The player races one race, similar to the Super Monaco GP from the the previous version of the game. However, in this version, there are three tracks to choose from: Senna's own farm circuit in Tatu?, S?o Paulo, and two other fictitious tracks, designed by Senna himself. The player must choose which track they wish to race on, and select whether they want to drive with an automatic, 4 speed manual, or 7 speed manual gearbox. A preliminary lap must be undertaken, the result of which determines the player's placement on the starting grid. The player must then attempt to win the Senna GP; a display of the player's lap times are given after the race.
The player competes against 15 other drivers on the tracks which make up the 1991 Formula One Season calendar, with the ultimate aim of winning enough points to become the Drivers World Championship.

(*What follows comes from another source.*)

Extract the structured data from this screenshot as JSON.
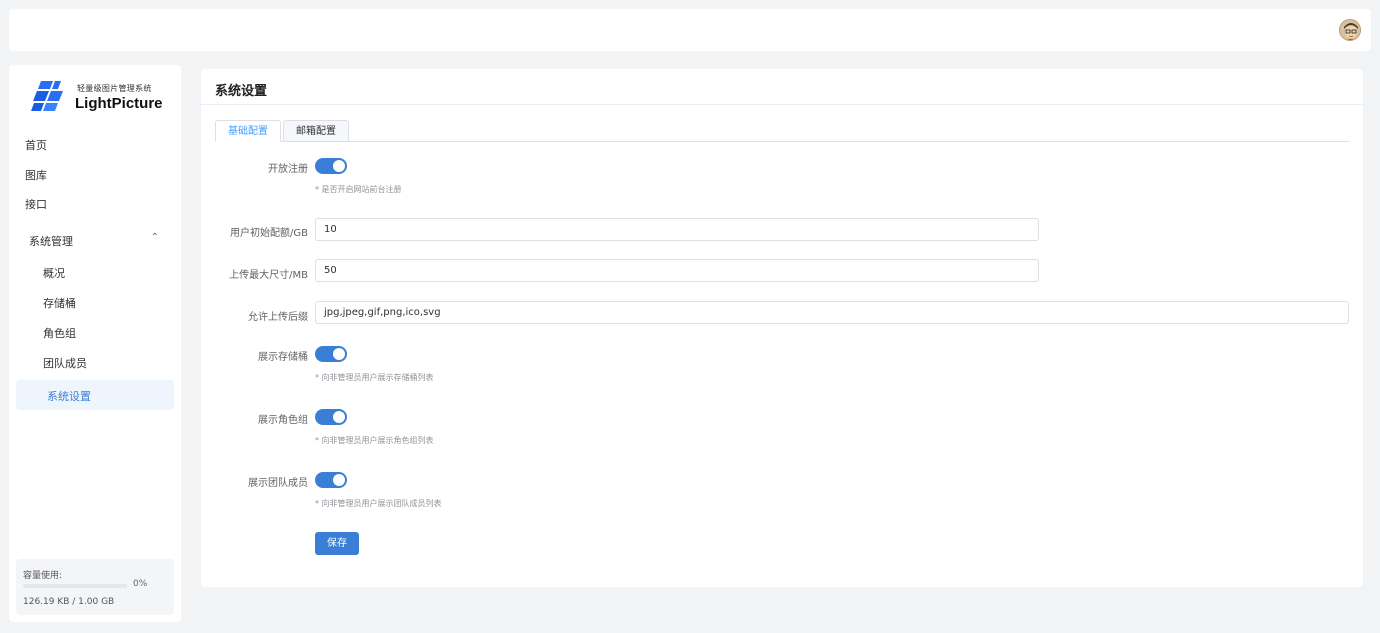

After the player enters their name and nationality, they have the choice of warming-up for the first by completing as many free laps of the track as they wish, or by going straight to the race mode. Selecting race mode will force the player to choose what type of gearbox they desire; the preliminary lap then begins, determining the player's place on the grid for the subsequent grid.
This mode is the same as the Beginner version except that the player can progress to better Constructors through challenging rivals. The player may, before each race, select a rival against whom to compete. If the player beats the same rival several times consecutively (from two to four times, depending from two factors : if the player raced without crashing on other racers, and on the level of the rival's team -an A-level team will need more wins than the B and lower-level teams-) , then the player and the rival swap places; that is, the player assumes the rival's seat with their constructor, and the rival is relegated to the player's former constructor. This is not part of Formula 1 but something specific to the game. There are 5 different leagues of constructor.
Much like the warm-up in Championship mode, the player is given the option of training freely or simulating a race. However, in this mode, the player may choose the number of laps, starting position and, in some cases, the weather.
The game lacked the realistic physics of some contemporaries, such as Geoff Crammond's Grand Prix. Typically the fastest way around the track would be to position the car on the inside of the track approaching a bend, which kept steering to a minimum (and speed to a maximum) - as negotiating the bend merely moved the car further to the outside of the track. Some gentle bends could be taken with no steering at all by taking the inside line (whereas realistically this would send the car flying off at a tangent).
Additionally, the in-race rendering of cars saw all cars except the player's "rival", painted in the "default" red and yellow (Madonna) colours, rather than their individual colours displayed in the menu.
Nevertheless features such as slipstreaming, speed changes on inclines/declines, and the features of the tracks themselves were reasonably realistic for their time.